MindView Round Up

April 21, 2011

MV4-BE-Box-Front-medFor anyone interested in MindView and how the application can support you when devising strategy, planning projects or writing an article or report, here is a list of recent subjects covered, most recent first:

  • Managing a plan using task lists and timelines
  • Managing a plan with a Gantt chart
  • Managing a plan using MindView with MS Outlook
  • A simple planning procedure
  • Writing business reports
  • Meeting planning
  • Business continuity planning – crisis planning
  • Developing work procedures
  • Defining strategy and the action to implement it
  • Exporting mind maps to MS Excel.

To view the articles you can either click on the MindView “label” (not the Technorati tag) below this article or click on this link to list all the articles.

Free download. MindView Mind Mapping Software.


If you are interested to try MindView for free just click on the “free download” image here.




Plan An Effective Meeting Yesterday’s post introduced the “5 Steps to a Successful Meeting” planning approach. 


Here the map is presented in MindView Business Edition, partly by way of contrast but also to demonstrate how the map may be used as a template to create the meeting briefing.  You can download the MindView map here.




FocusOnBriefingThe text for the topics under “Step 3 – Prepare Meeting Briefing” is added as notes to the key topics.  For the meeting briefing, I only want this branch to be exported to Word so “Apply branch focus” to the “Step 3 – Prepare Meeting Briefing” topic.



MeetingBriefingNext export the map to Word.  Once in Word, remove any topic headings not needed and what is left is the briefing for the meeting, ready for pasting into an email or further refinement as a Word document. 


Follow the same process if you decide to create the meeting agenda (Step 4) within MindView.

Building on previous maps, this one takes the analysis and planning steps and combines them with a template for producing the meeting briefing and agenda. The map may be used as a guide, a checklist or a template. Sample text is provided for the meeting briefing as topic callouts, to illustrate how to produce a deliverable out of the analysis and planning.

5 Steps to A Successful Meeting

The five steps are:

  1. Complete Analysis
  2. Complete Planning
  3. Prepare Meeting Briefing
  4. Prepare Agenda
  5. Issue the Briefing with Agenda Attached.

The map is available to download as a MindManager 9 map from Biggerplate and Maps for That.  A MindView version will be posted shortly.

Weave A Great Meeting?

September 22, 2010


There is a visual tool to aid communication and networking at conferences and within organisations – and it’s far more exciting and useful than a mere delegate list or internal phone directory.


imageIt’s called "Weave" and it lets you build an online view of everyone at your conference, meeting or organisation.

You can include photos, summary biographies, locations, roles, items of interest and, for instance, favourite conversations topics.


imageA visual database is prepared and accessible via the Internet.
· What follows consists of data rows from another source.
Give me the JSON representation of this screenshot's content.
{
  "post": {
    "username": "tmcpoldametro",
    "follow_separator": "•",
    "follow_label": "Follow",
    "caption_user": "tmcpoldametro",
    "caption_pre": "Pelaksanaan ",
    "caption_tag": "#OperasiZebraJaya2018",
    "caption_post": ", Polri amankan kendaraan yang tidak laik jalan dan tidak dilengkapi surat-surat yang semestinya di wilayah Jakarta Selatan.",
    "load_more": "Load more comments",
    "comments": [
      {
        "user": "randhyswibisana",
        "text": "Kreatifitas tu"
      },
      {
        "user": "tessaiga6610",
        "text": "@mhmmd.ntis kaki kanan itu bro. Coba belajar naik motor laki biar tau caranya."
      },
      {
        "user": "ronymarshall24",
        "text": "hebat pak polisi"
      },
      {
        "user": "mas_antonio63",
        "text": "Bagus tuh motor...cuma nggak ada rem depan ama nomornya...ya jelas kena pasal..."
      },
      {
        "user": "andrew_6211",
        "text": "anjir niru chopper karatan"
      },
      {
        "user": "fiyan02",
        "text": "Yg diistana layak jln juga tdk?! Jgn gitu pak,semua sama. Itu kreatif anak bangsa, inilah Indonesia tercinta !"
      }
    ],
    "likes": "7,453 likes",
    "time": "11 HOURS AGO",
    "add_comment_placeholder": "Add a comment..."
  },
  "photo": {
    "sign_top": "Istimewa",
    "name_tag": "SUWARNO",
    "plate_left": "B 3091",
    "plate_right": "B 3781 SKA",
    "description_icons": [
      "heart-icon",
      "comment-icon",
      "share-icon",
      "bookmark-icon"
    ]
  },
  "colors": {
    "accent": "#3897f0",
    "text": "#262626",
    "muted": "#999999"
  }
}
The list of people may be viewed according to different categories, such as location, interest and speciality.

The idea is to help people "get to know" other people attending the conference or meeting. Armed with this useful information users may find  networking becomes easier, corporate engagement more effective.

imageConference organisers may use the Weave tool to get discussion going before and during the conference.  Online meetings can also benefit as everyone on the call is able to picture the other attendees and know something about them.

  There is an excellent online demo and the main website can be found here.

imagePlanning workshops or meetings may seem daunting at first but, as with most things in life, when broken down into a few simple steps it is amazing what can be achieved.

It is absolutely critical to begin with a concise, clear idea of what represents a good outcome from the workshop.  Consider what  the deliverable might be, what that deliverable might look like and what questions to ask to help produce it.

imageWhen you have the answers to these questions, write them down and send them to the attendees as part of the workshop brief.  Remember you are describing the purpose, value and approach to the workshop – not the agenda. You are trying to reassure the attendees that they understand what the workshop is about, what will be expected of them and how they might succeed.


Then plan the workshop in detail.  Break the problem up into a series of questions, then consider how you will tackle each question in turn.  Understand how the answers to these questions maintain the momentum of the workshop and keep building towards the deliverable.  Schedule them, allocating a set time to each.  Remember to top and tail your agenda with an introduction and a close that agrees follow up actions.


The introduction is your final chance to focus the attendees on why they are there, what they are being asked to do and how they will do it.  Avoid going over old ground.  Summarise the briefing you sent out earlier and then get straight down to the first item in the agenda.


And finally, don’t leave the room without summarising what has been achieved and agreeing the immediate next steps.